■ TASK OBJECTIVE
What is needed is an exact copy of the data below, pictures excluded.

■ STUDY MATERIAL
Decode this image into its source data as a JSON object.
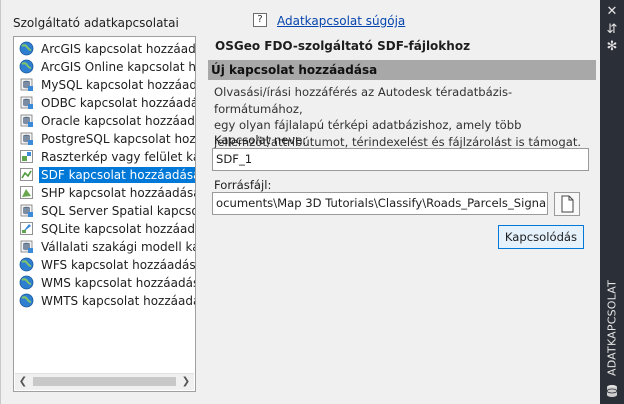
{
  "left_panel": {
    "title": "Szolgáltató adatkapcsolatai",
    "items": [
      {
        "label": "ArcGIS kapcsolat hozzáadása",
        "icon": "globe-icon"
      },
      {
        "label": "ArcGIS Online kapcsolat hozzá",
        "icon": "globe-icon"
      },
      {
        "label": "MySQL kapcsolat hozzáadása",
        "icon": "database-icon"
      },
      {
        "label": "ODBC kapcsolat hozzáadása",
        "icon": "database-icon"
      },
      {
        "label": "Oracle kapcsolat hozzáadása",
        "icon": "database-icon"
      },
      {
        "label": "PostgreSQL kapcsolat hozzáa",
        "icon": "database-icon"
      },
      {
        "label": "Raszterkép vagy felület kapcs",
        "icon": "raster-icon"
      },
      {
        "label": "SDF kapcsolat hozzáadása",
        "icon": "sdf-icon",
        "selected": true
      },
      {
        "label": "SHP kapcsolat hozzáadása",
        "icon": "shp-icon"
      },
      {
        "label": "SQL Server Spatial kapcsolat h",
        "icon": "database-icon"
      },
      {
        "label": "SQLite kapcsolat hozzáadása",
        "icon": "sqlite-icon"
      },
      {
        "label": "Vállalati szakági modell kapcs",
        "icon": "database-icon"
      },
      {
        "label": "WFS kapcsolat hozzáadása",
        "icon": "globe-icon"
      },
      {
        "label": "WMS kapcsolat hozzáadása",
        "icon": "globe-icon"
      },
      {
        "label": "WMTS kapcsolat hozzáadása",
        "icon": "globe-icon"
      }
    ]
  },
  "help": {
    "icon_text": "?",
    "link": "Adatkapcsolat súgója"
  },
  "right_panel": {
    "provider_title": "OSGeo FDO-szolgáltató SDF-fájlokhoz",
    "section_title": "Új kapcsolat hozzáadása",
    "description_lines": [
      "Olvasási/írási hozzáférés az Autodesk téradatbázis-formátumához,",
      "egy olyan fájlalapú térképi adatbázishoz, amely több",
      "jellemzőt/attribútumot, térindexelést és fájlzárolást is támogat."
    ],
    "name_label": "Kapcsolat neve:",
    "name_value": "SDF_1",
    "source_label": "Forrásfájl:",
    "source_value": "ocuments\\Map 3D Tutorials\\Classify\\Roads_Parcels_Signals.sdf",
    "connect_button": "Kapcsolódás"
  },
  "side_strip": {
    "title": "ADATKAPCSOLAT",
    "buttons": [
      "✕",
      "⇵",
      "✻"
    ]
  }
}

■ TASK OUTPUT
Decode this image into its source data as a JSON object.
{
  "left_panel": {
    "title": "Szolgáltató adatkapcsolatai",
    "items": [
      {
        "label": "ArcGIS kapcsolat hozzáadása",
        "icon": "globe-icon"
      },
      {
        "label": "ArcGIS Online kapcsolat hozzá",
        "icon": "globe-icon"
      },
      {
        "label": "MySQL kapcsolat hozzáadása",
        "icon": "database-icon"
      },
      {
        "label": "ODBC kapcsolat hozzáadása",
        "icon": "database-icon"
      },
      {
        "label": "Oracle kapcsolat hozzáadása",
        "icon": "database-icon"
      },
      {
        "label": "PostgreSQL kapcsolat hozzáa",
        "icon": "database-icon"
      },
      {
        "label": "Raszterkép vagy felület kapcs",
        "icon": "raster-icon"
      },
      {
        "label": "SDF kapcsolat hozzáadása",
        "icon": "sdf-icon",
        "selected": true
      },
      {
        "label": "SHP kapcsolat hozzáadása",
        "icon": "shp-icon"
      },
      {
        "label": "SQL Server Spatial kapcsolat h",
        "icon": "database-icon"
      },
      {
        "label": "SQLite kapcsolat hozzáadása",
        "icon": "sqlite-icon"
      },
      {
        "label": "Vállalati szakági modell kapcs",
        "icon": "database-icon"
      },
      {
        "label": "WFS kapcsolat hozzáadása",
        "icon": "globe-icon"
      },
      {
        "label": "WMS kapcsolat hozzáadása",
        "icon": "globe-icon"
      },
      {
        "label": "WMTS kapcsolat hozzáadása",
        "icon": "globe-icon"
      }
    ]
  },
  "help": {
    "icon_text": "?",
    "link": "Adatkapcsolat súgója"
  },
  "right_panel": {
    "provider_title": "OSGeo FDO-szolgáltató SDF-fájlokhoz",
    "section_title": "Új kapcsolat hozzáadása",
    "description_lines": [
      "Olvasási/írási hozzáférés az Autodesk téradatbázis-formátumához,",
      "egy olyan fájlalapú térképi adatbázishoz, amely több",
      "jellemzőt/attribútumot, térindexelést és fájlzárolást is támogat."
    ],
    "name_label": "Kapcsolat neve:",
    "name_value": "SDF_1",
    "source_label": "Forrásfájl:",
    "source_value": "ocuments\\Map 3D Tutorials\\Classify\\Roads_Parcels_Signals.sdf",
    "connect_button": "Kapcsolódás"
  },
  "side_strip": {
    "title": "ADATKAPCSOLAT",
    "buttons": [
      "✕",
      "⇵",
      "✻"
    ]
  }
}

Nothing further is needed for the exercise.